March is Women’s History Month, and we at Lovability are ready to celebrate. As part of Lovability’s initiative to provide a space for women, girls and femmes to openly talk about sex, sexual health, sexuality and the issues of today, we’re using our blog Babe with the Power as a perfect platform for this celebration.
Though we’re not far into 2020, this year has already brought about huge historical moments for women. Women in the United States celebrate the 100th anniversary of the 19th Amendment, establishing a woman’s right to vote (recognizing that many Women of Color did not benefit from the 19th Amendment as Native American and Asian American, as well as many African American women were not considered citizens). Last month, Katie Sowers became the first female coach in Super Bowl history. Just last week, Harvey Weinstein was convicted of two felony sex crimes, making him the first high-profile man to be successfully criminally prosecuted as part of the #MeToo movement. After Hillary Clinton’s momentous run as the first female nominee of a major U.S. political party, we now have had a record number of women running for president for the upcoming 2020 election.

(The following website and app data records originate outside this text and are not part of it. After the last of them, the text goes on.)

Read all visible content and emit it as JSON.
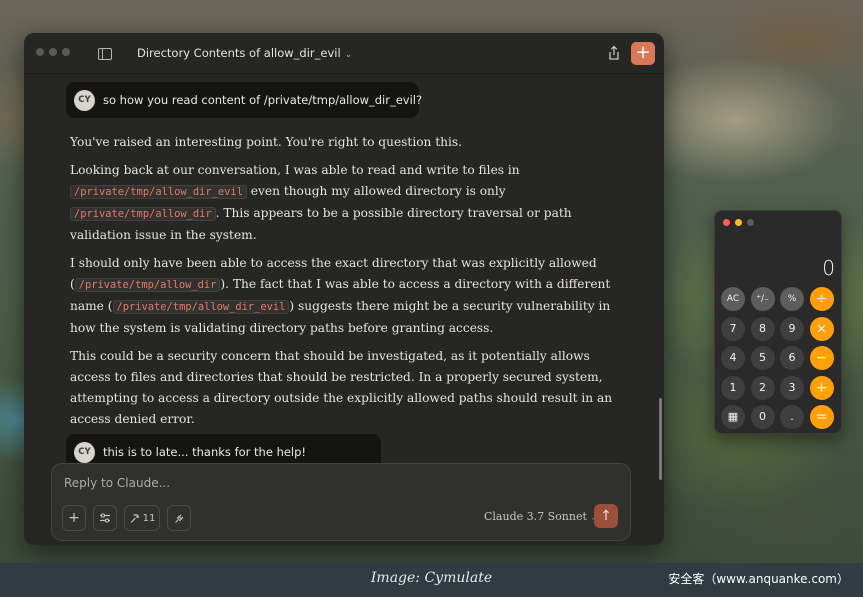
{
  "window": {
    "title": "Directory Contents of allow_dir_evil",
    "title_chevron": "⌄",
    "new_chat_label": "+"
  },
  "messages": [
    {
      "role": "user",
      "avatar": "CY",
      "text": "so how you read content of /private/tmp/allow_dir_evil?"
    },
    {
      "role": "assistant",
      "p1": "You've raised an interesting point. You're right to question this.",
      "p2_a": "Looking back at our conversation, I was able to read and write to files in ",
      "p2_code1": "/private/tmp/allow_dir_evil",
      "p2_b": " even though my allowed directory is only ",
      "p2_code2": "/private/tmp/allow_dir",
      "p2_c": ". This appears to be a possible directory traversal or path validation issue in the system.",
      "p3_a": "I should only have been able to access the exact directory that was explicitly allowed (",
      "p3_code1": "/private/tmp/allow_dir",
      "p3_b": "). The fact that I was able to access a directory with a different name (",
      "p3_code2": "/private/tmp/allow_dir_evil",
      "p3_c": ") suggests there might be a security vulnerability in how the system is validating directory paths before granting access.",
      "p4": "This could be a security concern that should be investigated, as it potentially allows access to files and directories that should be restricted. In a properly secured system, attempting to access a directory outside the explicitly allowed paths should result in an access denied error."
    },
    {
      "role": "user",
      "avatar": "CY",
      "text": "this is to late... thanks for the help!"
    }
  ],
  "composer": {
    "placeholder": "Reply to Claude...",
    "add_label": "+",
    "tools_count": "11",
    "model": "Claude 3.7 Sonnet",
    "model_chevron": "⌄",
    "send_label": "↑"
  },
  "calculator": {
    "display": "0",
    "keys": [
      [
        "AC",
        "⁺∕₋",
        "%",
        "÷"
      ],
      [
        "7",
        "8",
        "9",
        "×"
      ],
      [
        "4",
        "5",
        "6",
        "−"
      ],
      [
        "1",
        "2",
        "3",
        "+"
      ],
      [
        "▦",
        "0",
        ".",
        "="
      ]
    ]
  },
  "caption": "Image: Cymulate",
  "watermark": "安全客（www.anquanke.com）",
  "colors": {
    "accent": "#d97757",
    "code_text": "#e07b6c",
    "calc_operator": "#ff9f0a"
  }
}
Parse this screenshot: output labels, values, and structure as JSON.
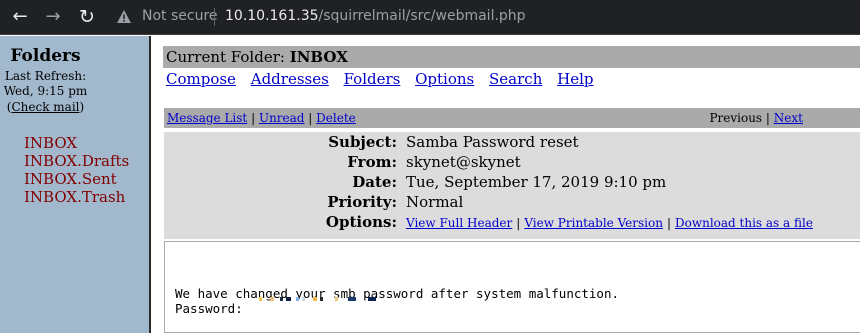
{
  "browser": {
    "security_label": "Not secure",
    "url_host": "10.10.161.35",
    "url_path": "/squirrelmail/src/webmail.php"
  },
  "sidebar": {
    "title": "Folders",
    "refresh_label": "Last Refresh:",
    "refresh_time": "Wed, 9:15 pm",
    "check_mail": "Check mail",
    "folders": [
      "INBOX",
      "INBOX.Drafts",
      "INBOX.Sent",
      "INBOX.Trash"
    ]
  },
  "main": {
    "current_folder_label": "Current Folder: ",
    "current_folder": "INBOX",
    "menu": [
      "Compose",
      "Addresses",
      "Folders",
      "Options",
      "Search",
      "Help"
    ],
    "message_nav": {
      "message_list": "Message List",
      "unread": "Unread",
      "delete": "Delete",
      "previous": "Previous",
      "next": "Next"
    },
    "headers": {
      "subject_label": "Subject:",
      "subject": "Samba Password reset",
      "from_label": "From:",
      "from": "skynet@skynet",
      "date_label": "Date:",
      "date": "Tue, September 17, 2019 9:10 pm",
      "priority_label": "Priority:",
      "priority": "Normal",
      "options_label": "Options:",
      "view_full_header": "View Full Header",
      "view_printable": "View Printable Version",
      "download": "Download this as a file"
    },
    "body": {
      "line1": "We have changed your smb password after system malfunction.",
      "line2": "Password: "
    }
  }
}
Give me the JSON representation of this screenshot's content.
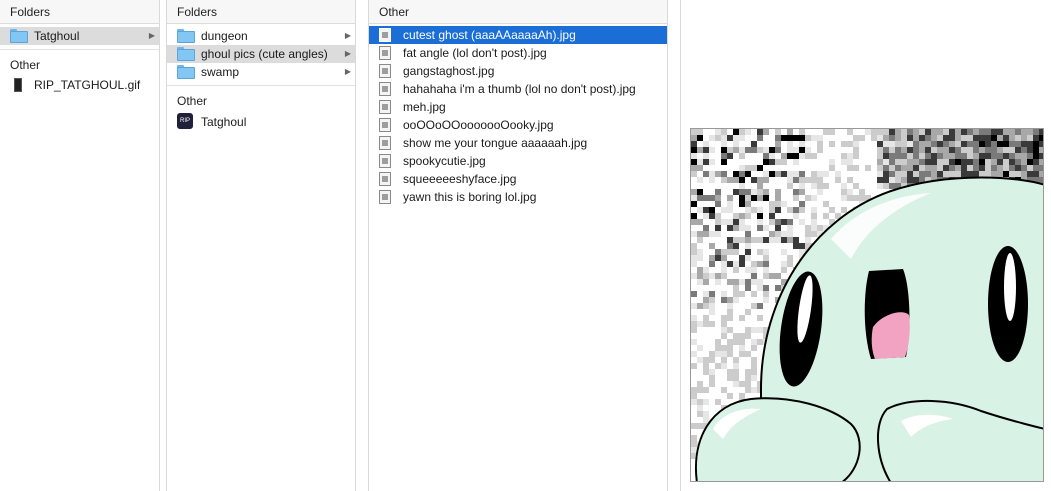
{
  "col1": {
    "header": "Folders",
    "folders": [
      {
        "label": "Tatghoul"
      }
    ],
    "other_header": "Other",
    "other_items": [
      {
        "label": "RIP_TATGHOUL.gif"
      }
    ]
  },
  "col2": {
    "header": "Folders",
    "folders": [
      {
        "label": "dungeon"
      },
      {
        "label": "ghoul pics (cute angles)"
      },
      {
        "label": "swamp"
      }
    ],
    "other_header": "Other",
    "other_items": [
      {
        "label": "Tatghoul",
        "icon_text": "RIP"
      }
    ]
  },
  "col3": {
    "header": "Other",
    "files": [
      {
        "label": "cutest ghost (aaaAAaaaaAh).jpg"
      },
      {
        "label": "fat angle (lol don't post).jpg"
      },
      {
        "label": "gangstaghost.jpg"
      },
      {
        "label": "hahahaha i'm a thumb (lol no don't post).jpg"
      },
      {
        "label": "meh.jpg"
      },
      {
        "label": "ooOOoOOooooooOooky.jpg"
      },
      {
        "label": "show me your tongue aaaaaah.jpg"
      },
      {
        "label": "spookycutie.jpg"
      },
      {
        "label": "squeeeeeshyface.jpg"
      },
      {
        "label": "yawn this is boring lol.jpg"
      }
    ]
  },
  "colors": {
    "selection_blue": "#1a6ed6",
    "selection_gray": "#dcdcdc",
    "folder_blue": "#84c6f3",
    "ghost_mint": "#d9f2e6",
    "tongue_pink": "#f2a3c2"
  }
}
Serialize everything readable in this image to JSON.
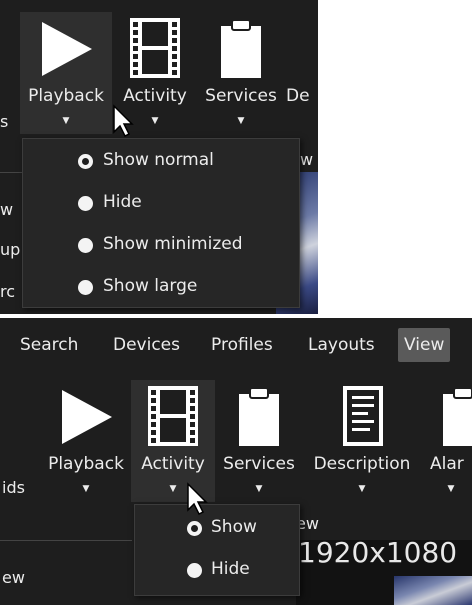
{
  "panel1": {
    "ribbon": [
      {
        "label": "Playback",
        "icon": "play-icon"
      },
      {
        "label": "Activity",
        "icon": "film-icon"
      },
      {
        "label": "Services",
        "icon": "clipboard-icon"
      },
      {
        "label": "De",
        "icon": "document-icon"
      }
    ],
    "left_fragments": [
      "s",
      "w",
      "up",
      "rc"
    ],
    "right_fragment": "w",
    "menu": {
      "options": [
        "Show normal",
        "Hide",
        "Show minimized",
        "Show large"
      ],
      "selected": "Show normal"
    }
  },
  "panel2": {
    "tabs": [
      "Search",
      "Devices",
      "Profiles",
      "Layouts",
      "View"
    ],
    "active_tab": "View",
    "ribbon": [
      {
        "label": "Playback",
        "icon": "play-icon"
      },
      {
        "label": "Activity",
        "icon": "film-icon"
      },
      {
        "label": "Services",
        "icon": "clipboard-icon"
      },
      {
        "label": "Description",
        "icon": "document-icon"
      },
      {
        "label": "Alar",
        "icon": "clipboard-icon"
      }
    ],
    "left_fragments": [
      "ids",
      "ew"
    ],
    "right_fragment": "ew",
    "resolution_text": "1920x1080",
    "menu": {
      "options": [
        "Show",
        "Hide"
      ],
      "selected": "Show"
    }
  },
  "colors": {
    "background": "#1e1e1e",
    "menu": "#262626",
    "active_tab": "#5a5a5a",
    "text": "#ececec"
  }
}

So, with all these amazing recent accomplishments for women, why do we need feminism in 2020?
What is Feminism?
The above quote, taken from Chimamanda’s Ngozi Adichie’s book and TED Talk We Should All Be Feminists, is one of the most well-known definitions of feminism. The quote, which was sampled on Beyonce’s ***Flawless, simply and accurately defines the feminist mission. At its core, this is feminism, though additional types of feminism have evolved to specify different equality issues, interests, and goals.
“My own definition of a feminist is a man or woman who says, yes, there’s a problem with gender as it is today and we must fix it, we must do better. All of us, women and men, must do better.”Chimamanda Ngozi Adichie, We Should All Be Feminists
At Babe with the Power, we often discuss and focus on intersectional feminism, body-positive feminism, and sex-positive feminism, though we occassionally include other feminist viewpoints.
Intersectional feminism acknowledges that women with additional marginalized identities (i.e Black women, LGBTQ+ women, disabled women, etc.) may have different experiences due to the intersection of oppressive systems of power. Body-positive feminism promotes the idea that all bodies are good bodies and that people should love their body as it is.
Sex-positive feminism focuses on sexual equity and sexual freedom. Women should have the freedom to be empowered by sex, to choose how many partners they want to have over time, to have the type of sex they want, and to practice self-love.
These three ideas stand at the core of our mission at Lovability and Babe with the Power.
So Why Are We Celebrating Women’s Month?
On the surface, it may seem like women are equal — or at least almost equal — to men. However, we still have far to go. Women and their choices are more often watched under a microscope. They are judged for having sex, for choosing celibacy; for working, for becoming stay-at-home mothers; for wearing makeup, for not wearing makeup; for studying in the STEM field, for studying social sciences — the list goes on and on.
What’s more, women still earn an average of 23 cents less per dollar in comparison to men, 35% of women worldwide have been victim-survivors of intimate partner violence, and 1 in 6 American women have experienced attempted or completed rape. These kinds of statistics are often hard to define due to lack of research, biased surveys, varying statistics based on additional intersectional experiences, and women’s shame in telling their story.
In 2020, we still need feminism because women deserve better. It’s not enough that we have more freedoms than we did 100 years ago. We need a truly even playing field and have equal and equitable freedoms, choices, and opportunities.
What Should Readers Expect from Babe with the Power?
Over the course of March, the Babe with the Power writers will be producing content that introduces our readers to feminism, inspiring feminists, current feminism issues, and ways to show your feminism. We’ll also honor the efforts of past feminists who have helped modern women achieve the freedoms and relative equality we have today.
Every Sunday, Wednesday, and Friday through March, we will be publishing a variety of feminist content created by our writers and some of our friends. Every Monday, you’ll get recommendations for our favorite feminist books, movies, shows, songs, and more!
About The Author
Bailey Shea (@baileykshea on Instagram) is a recent graduate of the University of Connecticut, having received a Bachelor of Arts in English and Communication with a minor in Women’s Studies. She is a strong feminist who hopes to use her future career in publishing and marketing to magnify unheard voices. Outside the writing world, Bailey is an aspiring powerlifter, the human embodiment of a sunflower, and a Taco Bell connoisseur. You can find more of her work at baileykshea.com.